The resignation letter of United States Pardon Attorney Deborah Leff was made public Monday, following a FOIA request by USA Today. The letter draws attention to a clemency process long shrouded in secrecy as well as to the shortcomings of President Obama’s much-touted clemency program.
In the letter, dated January 15, 2016, Leff claims that a lack of resources and a lack of access to the Office of White House Counsel prevented her from effectively doing her job.
The role of the Patent Attorney is to investigate pardon and commutation petitions and make recommendations to the Deputy Attorney General, who then forwards these recommendations to the Office of White House Counsel. Since many of these cases are very sensitive, the workings of this process are typically kept secret.
In 2014, the Obama administration announced the Clemency Project, designed to use the president’s pardon power to release federal inmates (mostly nonviolent drug offenders) who would have received shorter sentences if sentenced under today’s less severe guidelines.

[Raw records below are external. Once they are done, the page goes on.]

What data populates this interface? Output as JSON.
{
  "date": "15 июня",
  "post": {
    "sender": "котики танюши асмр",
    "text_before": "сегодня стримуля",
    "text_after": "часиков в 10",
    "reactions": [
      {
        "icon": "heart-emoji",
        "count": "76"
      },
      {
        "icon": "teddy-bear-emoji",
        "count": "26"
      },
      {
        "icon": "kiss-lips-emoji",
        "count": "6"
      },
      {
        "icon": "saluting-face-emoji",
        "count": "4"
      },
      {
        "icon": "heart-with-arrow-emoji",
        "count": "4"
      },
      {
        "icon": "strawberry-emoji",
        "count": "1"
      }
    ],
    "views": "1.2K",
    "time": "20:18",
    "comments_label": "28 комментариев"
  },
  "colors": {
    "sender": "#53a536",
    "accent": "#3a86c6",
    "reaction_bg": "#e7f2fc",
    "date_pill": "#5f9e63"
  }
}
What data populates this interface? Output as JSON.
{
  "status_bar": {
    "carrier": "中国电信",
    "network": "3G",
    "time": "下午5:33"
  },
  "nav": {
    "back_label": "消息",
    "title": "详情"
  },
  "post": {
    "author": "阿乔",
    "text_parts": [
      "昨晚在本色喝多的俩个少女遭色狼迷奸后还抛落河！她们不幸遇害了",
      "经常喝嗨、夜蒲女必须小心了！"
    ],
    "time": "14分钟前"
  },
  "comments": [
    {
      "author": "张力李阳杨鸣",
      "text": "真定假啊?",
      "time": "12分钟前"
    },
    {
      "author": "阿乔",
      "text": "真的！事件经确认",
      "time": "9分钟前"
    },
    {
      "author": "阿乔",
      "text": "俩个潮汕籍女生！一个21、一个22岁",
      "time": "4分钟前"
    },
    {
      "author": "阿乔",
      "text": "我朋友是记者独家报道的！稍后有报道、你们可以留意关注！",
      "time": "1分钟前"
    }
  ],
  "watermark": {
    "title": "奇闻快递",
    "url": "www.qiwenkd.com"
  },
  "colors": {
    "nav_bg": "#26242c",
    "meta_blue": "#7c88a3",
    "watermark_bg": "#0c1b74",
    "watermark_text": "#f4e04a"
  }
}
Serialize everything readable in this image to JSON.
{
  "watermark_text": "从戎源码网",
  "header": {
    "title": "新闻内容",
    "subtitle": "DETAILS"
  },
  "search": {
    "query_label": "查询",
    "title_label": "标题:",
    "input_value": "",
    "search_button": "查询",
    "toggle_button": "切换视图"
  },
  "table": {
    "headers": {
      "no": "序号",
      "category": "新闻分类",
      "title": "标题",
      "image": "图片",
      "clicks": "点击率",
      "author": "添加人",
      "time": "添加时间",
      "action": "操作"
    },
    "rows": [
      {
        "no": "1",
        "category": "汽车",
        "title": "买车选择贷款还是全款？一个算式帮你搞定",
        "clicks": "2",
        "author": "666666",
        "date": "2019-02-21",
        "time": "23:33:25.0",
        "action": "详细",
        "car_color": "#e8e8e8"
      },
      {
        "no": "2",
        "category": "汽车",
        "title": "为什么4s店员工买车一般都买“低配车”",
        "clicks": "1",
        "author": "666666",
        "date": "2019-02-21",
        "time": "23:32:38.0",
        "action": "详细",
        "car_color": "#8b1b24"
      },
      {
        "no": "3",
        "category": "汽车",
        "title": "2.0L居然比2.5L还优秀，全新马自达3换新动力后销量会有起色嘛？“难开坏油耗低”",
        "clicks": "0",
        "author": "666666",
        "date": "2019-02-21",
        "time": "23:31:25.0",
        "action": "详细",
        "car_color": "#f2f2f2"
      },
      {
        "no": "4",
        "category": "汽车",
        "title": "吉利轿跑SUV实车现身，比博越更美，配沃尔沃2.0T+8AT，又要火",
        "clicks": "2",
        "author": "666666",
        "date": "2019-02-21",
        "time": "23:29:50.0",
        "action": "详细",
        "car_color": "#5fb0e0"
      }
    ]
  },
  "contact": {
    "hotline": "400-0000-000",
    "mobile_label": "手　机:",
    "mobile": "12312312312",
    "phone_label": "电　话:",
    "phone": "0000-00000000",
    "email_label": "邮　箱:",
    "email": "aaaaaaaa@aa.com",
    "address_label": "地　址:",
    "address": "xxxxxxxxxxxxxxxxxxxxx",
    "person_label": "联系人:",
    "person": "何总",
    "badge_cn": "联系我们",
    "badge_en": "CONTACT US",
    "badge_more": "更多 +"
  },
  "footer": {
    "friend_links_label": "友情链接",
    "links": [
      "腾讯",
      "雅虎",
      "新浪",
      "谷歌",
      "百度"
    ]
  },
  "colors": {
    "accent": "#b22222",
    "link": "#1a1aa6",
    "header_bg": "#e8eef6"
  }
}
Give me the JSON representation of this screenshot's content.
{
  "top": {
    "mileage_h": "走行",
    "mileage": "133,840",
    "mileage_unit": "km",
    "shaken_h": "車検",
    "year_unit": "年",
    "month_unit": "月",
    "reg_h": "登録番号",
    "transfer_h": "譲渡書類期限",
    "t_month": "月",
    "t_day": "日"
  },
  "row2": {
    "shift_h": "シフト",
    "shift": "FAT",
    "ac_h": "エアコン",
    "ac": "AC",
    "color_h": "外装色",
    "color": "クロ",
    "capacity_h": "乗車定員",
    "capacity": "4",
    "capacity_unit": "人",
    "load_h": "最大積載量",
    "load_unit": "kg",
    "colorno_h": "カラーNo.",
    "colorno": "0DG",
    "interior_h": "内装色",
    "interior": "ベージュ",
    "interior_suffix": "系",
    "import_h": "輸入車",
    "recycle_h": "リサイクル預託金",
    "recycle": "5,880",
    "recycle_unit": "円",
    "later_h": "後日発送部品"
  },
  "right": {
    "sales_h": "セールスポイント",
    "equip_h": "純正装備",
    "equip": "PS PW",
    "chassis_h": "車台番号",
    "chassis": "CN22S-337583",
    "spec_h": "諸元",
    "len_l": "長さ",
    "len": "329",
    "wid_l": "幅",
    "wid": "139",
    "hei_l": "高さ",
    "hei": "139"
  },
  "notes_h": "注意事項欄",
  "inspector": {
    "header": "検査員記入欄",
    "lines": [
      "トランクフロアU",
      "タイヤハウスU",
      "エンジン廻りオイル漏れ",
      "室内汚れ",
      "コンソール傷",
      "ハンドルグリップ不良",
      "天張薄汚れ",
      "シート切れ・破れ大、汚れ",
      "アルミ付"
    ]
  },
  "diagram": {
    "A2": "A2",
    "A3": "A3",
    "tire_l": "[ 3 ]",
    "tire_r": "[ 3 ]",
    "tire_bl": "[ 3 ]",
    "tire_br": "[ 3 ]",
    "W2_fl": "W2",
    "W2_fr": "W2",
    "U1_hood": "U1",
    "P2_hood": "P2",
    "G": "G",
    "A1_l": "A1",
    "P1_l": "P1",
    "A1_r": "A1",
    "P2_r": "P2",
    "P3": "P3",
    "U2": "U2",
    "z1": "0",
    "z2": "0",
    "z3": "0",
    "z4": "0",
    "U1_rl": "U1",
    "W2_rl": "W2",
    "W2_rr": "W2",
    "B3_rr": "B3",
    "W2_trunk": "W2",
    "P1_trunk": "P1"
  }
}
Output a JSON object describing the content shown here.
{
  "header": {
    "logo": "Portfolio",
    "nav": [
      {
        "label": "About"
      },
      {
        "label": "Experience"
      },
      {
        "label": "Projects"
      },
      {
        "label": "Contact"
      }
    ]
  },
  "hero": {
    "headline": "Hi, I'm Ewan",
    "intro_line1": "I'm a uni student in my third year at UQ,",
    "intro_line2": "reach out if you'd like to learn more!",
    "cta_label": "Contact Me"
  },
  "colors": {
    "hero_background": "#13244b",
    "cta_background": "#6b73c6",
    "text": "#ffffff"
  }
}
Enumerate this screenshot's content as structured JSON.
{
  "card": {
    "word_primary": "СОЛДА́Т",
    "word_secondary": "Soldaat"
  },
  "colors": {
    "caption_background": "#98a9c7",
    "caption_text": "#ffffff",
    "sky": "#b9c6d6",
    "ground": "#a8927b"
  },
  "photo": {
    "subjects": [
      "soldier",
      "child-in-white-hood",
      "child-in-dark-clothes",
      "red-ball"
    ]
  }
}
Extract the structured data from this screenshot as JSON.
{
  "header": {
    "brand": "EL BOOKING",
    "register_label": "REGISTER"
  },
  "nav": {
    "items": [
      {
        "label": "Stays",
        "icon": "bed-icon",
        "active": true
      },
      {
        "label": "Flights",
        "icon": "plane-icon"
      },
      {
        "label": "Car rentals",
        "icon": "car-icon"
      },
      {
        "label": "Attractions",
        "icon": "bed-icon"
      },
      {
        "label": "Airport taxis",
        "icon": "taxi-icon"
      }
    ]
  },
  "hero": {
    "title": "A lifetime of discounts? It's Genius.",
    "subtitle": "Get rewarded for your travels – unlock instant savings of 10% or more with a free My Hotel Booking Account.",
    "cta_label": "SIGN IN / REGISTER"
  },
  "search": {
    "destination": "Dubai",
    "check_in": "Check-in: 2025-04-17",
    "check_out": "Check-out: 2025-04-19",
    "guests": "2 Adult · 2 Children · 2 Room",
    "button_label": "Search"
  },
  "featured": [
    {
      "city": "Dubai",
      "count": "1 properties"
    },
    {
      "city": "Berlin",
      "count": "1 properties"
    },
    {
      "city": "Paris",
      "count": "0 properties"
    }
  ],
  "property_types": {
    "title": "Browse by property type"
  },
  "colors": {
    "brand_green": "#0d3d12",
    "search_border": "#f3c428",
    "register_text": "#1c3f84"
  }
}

After the Obama administration announced the initiative, the number of clemency petitions skyrocketed – now standing at over 10,000 cases pending.
In her resignation, Leff stated that while she supported the initiative, a lack of resources, including staffing, has stymied not only her ability to provide timely clemency recommendations, but also required that she set aside “thousands” of traditional pardon and commutation petitions as well.
Besides the funding and staffing issues, Leff also pointed to the lack of access she had during her tenure to the Office of White House Counsel. Citing the increasing number of instances in which the Deputy Attorney General reversed the Pardon Attorney’s recommendation, Leff asserted that “it is important for the President to have a full set of views” when making the complex decisions related to clemency.
In closing, Leff pointed to the fundamental untenability of her situation: asked to address 10,000 clemency petitions with few attorneys and little support staff. And the paltry figures yielded to date by the initiative seem to bear out Leff’s complaints: with ten months to go in his second term, President Obama has granted only seventy pardons – the fewest since John Adams.